> _Exercise brief_
Report, from the records below, every line where the word "Bilder" appears.

> _Data in this exercise_
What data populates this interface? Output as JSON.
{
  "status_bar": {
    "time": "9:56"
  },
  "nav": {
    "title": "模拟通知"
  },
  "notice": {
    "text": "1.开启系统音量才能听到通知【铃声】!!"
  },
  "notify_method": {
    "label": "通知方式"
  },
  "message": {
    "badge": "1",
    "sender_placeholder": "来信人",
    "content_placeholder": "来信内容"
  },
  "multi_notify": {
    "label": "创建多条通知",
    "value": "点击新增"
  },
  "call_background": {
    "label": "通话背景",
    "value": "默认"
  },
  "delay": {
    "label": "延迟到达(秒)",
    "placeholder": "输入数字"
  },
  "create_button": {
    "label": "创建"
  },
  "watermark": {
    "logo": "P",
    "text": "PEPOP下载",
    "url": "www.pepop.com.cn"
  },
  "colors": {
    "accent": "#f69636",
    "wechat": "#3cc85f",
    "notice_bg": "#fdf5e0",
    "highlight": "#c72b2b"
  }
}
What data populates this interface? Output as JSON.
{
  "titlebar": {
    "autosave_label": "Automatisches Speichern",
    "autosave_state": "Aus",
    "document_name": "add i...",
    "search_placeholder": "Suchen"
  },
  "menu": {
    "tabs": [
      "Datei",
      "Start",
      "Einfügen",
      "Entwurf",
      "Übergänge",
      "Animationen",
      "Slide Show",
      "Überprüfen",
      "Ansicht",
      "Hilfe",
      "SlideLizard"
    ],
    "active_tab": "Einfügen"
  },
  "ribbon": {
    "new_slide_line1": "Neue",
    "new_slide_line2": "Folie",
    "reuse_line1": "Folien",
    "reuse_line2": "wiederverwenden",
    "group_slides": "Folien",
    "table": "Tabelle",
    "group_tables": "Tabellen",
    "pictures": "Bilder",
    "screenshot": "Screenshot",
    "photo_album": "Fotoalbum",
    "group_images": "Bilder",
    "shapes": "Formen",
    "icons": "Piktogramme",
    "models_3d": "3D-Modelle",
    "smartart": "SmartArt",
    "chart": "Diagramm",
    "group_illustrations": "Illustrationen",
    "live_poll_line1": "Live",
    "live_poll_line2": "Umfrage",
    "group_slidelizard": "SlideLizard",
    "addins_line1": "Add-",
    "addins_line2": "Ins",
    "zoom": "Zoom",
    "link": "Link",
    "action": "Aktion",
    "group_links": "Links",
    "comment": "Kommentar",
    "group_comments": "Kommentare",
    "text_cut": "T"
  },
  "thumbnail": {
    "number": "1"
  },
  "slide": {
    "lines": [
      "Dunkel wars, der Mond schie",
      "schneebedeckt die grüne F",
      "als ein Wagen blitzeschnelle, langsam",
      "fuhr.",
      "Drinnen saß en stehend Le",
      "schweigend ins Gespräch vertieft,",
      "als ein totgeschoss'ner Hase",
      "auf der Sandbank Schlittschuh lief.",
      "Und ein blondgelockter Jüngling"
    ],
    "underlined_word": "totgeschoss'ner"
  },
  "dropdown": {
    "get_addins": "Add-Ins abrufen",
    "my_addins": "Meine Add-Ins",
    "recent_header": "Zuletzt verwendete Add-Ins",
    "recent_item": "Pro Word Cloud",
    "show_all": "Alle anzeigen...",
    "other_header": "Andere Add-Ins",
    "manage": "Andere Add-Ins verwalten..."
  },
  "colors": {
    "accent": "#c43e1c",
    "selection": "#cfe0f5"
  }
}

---

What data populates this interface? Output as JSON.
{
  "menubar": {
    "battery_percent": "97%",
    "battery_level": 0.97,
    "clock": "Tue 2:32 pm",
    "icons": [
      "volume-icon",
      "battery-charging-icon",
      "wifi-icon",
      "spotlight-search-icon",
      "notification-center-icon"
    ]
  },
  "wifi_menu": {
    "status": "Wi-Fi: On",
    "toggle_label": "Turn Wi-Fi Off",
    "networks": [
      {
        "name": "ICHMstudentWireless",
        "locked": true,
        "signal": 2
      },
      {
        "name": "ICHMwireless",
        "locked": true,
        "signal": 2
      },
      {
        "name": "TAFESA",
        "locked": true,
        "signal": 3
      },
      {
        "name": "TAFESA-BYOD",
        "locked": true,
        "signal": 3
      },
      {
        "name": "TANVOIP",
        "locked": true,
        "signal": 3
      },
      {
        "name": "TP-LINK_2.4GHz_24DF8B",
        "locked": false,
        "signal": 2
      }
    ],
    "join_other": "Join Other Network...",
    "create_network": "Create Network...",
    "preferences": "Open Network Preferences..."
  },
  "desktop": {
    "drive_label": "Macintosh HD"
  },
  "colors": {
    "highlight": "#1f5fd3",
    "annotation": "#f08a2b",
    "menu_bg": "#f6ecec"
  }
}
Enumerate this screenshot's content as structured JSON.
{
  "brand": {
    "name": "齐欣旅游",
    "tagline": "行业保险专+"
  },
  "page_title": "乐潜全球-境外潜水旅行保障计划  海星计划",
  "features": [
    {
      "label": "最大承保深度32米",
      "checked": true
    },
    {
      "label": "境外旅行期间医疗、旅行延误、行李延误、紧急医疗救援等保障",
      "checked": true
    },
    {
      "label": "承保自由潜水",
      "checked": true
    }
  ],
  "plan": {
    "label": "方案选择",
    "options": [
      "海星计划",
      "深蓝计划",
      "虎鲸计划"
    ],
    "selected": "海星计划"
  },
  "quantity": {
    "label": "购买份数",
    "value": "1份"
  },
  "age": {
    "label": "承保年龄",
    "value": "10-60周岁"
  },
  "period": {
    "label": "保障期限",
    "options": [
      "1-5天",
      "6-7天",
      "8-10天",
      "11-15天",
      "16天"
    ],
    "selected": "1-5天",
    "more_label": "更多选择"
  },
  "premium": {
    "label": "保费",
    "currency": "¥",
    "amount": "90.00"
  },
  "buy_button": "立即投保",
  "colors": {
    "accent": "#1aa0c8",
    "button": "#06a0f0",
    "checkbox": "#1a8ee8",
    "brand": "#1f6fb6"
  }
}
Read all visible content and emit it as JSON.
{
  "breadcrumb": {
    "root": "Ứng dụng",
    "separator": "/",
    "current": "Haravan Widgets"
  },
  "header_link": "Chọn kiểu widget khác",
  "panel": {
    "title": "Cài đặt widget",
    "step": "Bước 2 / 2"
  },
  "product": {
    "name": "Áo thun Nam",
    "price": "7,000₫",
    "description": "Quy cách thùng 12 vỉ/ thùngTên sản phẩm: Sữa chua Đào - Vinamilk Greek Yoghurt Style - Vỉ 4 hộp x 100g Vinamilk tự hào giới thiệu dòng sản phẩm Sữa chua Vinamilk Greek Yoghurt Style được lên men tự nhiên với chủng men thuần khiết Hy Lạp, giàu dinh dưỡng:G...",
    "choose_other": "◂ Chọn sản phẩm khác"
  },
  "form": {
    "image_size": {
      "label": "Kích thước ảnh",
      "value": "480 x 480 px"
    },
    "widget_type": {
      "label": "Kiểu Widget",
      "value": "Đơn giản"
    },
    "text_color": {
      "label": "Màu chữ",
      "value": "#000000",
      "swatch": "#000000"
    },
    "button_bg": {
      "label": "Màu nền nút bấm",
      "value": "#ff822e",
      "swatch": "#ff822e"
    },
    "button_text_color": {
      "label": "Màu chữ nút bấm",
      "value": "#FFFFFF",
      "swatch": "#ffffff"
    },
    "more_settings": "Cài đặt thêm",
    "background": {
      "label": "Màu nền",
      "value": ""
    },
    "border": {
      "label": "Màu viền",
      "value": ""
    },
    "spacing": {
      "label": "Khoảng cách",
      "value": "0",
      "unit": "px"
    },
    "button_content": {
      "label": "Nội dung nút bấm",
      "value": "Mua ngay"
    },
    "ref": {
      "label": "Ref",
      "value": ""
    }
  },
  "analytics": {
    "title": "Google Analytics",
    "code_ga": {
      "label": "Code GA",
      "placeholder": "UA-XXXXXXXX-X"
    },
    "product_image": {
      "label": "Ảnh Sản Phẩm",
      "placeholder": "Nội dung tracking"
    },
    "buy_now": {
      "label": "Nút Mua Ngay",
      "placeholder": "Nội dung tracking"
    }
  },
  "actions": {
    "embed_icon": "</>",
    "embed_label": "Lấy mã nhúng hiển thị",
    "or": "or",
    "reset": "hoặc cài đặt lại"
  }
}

> _Solved problem_
    "pictures": "Bilder",
    "group_images": "Bilder",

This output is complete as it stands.